|Collection||First Lady Dolls|
Martha Johnson Patterson (1828-1901)
Daughter of Andrew Johnson - White House Hostess from 1865-1869
Andrew Johnson once declared Martha to be "my favorite child." Martha Johnson received a rigorous education in the classics, mathematics, sciences, history, geography, grammar, composition, as well as subjects taught young women in preparation for social life, including French, music and needlepoint.
At the age of 27 years old, Martha Johnson married David Trotter Patterson on December 13, 1855. She had her first child at the age of 29, after which she assumed the traditional role of housekeeper and mother, but also continued her role as aide and confidant to her father.
Under the direction of her mother, First Lady Eliza Johnson, Martha Patterson assumed great responsibility for the Johnson Administration White House, playing several different roles. Foremost was that of the primary hostess who welcomed the general public and invited gusts, aided by her sister Mary Stover.
Martha Patterson excelled by "will-power," "common-sense," and "ceaseless industry." As she famously explained of the family's intentional image, "We are a plain people, sir, from the mountains of Tennessee, and we do not propose to put on airs because we have the fortune to occupy this place for a little while."
At the last Johnson Administration reception, Martha Patterson reflected, "I am glad this is the last of entertainments - it suits me better to be quiet and in my own home. Mother is not able to enjoy these things. Belle (her daughter) is too young, and I am indifferent to them - so it is well it is almost over."
Martha Johnson Patterson died July 10, 1901 in Greeneville, Tennessee.
NOTE: Eliza Johnson, mother of Martha Johnson Patterson, arrived at the White House on August 6, 1865, with an entourage including her two sons, her two daughters, her remaining son-in-law and five grandchildren. Among the relatively obscure First Ladies of the 19th century, few have been left with as distorted legacy as Eliza Johnson.

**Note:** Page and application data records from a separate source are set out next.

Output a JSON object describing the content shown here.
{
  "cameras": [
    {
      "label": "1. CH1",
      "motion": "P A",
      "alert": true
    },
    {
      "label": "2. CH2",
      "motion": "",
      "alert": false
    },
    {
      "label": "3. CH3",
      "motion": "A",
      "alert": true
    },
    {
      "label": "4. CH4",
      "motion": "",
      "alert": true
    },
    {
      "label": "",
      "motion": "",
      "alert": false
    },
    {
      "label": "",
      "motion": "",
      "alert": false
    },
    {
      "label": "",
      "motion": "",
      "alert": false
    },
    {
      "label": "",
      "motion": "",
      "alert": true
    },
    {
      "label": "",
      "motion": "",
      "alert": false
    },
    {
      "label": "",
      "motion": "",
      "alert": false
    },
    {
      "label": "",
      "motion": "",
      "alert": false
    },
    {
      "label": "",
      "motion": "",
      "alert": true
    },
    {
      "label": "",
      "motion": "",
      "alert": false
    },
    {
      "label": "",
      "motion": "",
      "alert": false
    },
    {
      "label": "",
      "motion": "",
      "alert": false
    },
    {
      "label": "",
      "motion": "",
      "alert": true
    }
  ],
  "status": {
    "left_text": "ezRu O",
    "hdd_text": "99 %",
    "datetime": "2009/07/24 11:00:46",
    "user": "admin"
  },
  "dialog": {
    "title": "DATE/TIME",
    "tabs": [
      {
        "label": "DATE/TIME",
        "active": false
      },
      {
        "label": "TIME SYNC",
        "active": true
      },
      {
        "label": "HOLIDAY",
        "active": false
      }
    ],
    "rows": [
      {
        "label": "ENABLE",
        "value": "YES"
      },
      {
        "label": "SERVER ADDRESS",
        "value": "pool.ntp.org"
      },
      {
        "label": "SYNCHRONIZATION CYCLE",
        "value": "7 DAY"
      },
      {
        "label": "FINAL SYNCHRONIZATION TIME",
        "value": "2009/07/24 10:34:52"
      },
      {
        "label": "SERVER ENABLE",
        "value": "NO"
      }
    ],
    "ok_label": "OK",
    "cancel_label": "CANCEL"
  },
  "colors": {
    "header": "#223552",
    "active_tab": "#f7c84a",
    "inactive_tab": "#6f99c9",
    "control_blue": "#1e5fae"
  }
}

Before leaving Nashville, Eliza had conferred with her younger and more passive daughter, Mary Stover and her older, efficient one, Martha Patterson. They decided the part each would play in the presidential household.
Contrary to popular perception, Eliza Johnson did assume a public role as First Lady, but she restricted it to that of hostess at formal dinners and the visits of heads of state. Martha Patterson took on the task of hostess who appeared in the receiving line at the large open-house receptions to which the general public was admitted to meet the President. Mary Stover was to assist her sister at these public receptions, but also direct the tutoring and activities of her three young children and her young niece and nephew, as well as serving as daytime aide and companion to her mother in the First Lady suite.
|Event||Bicentennial First Lady Doll Exhibit - Community Project|
|Creator||Parks, Phyllis Juhlin|
|Costume||Costume by Gladys Price Phillips|
|Given||Given by the P.E.O. Sisterhood|
|Source||Uintah County Library|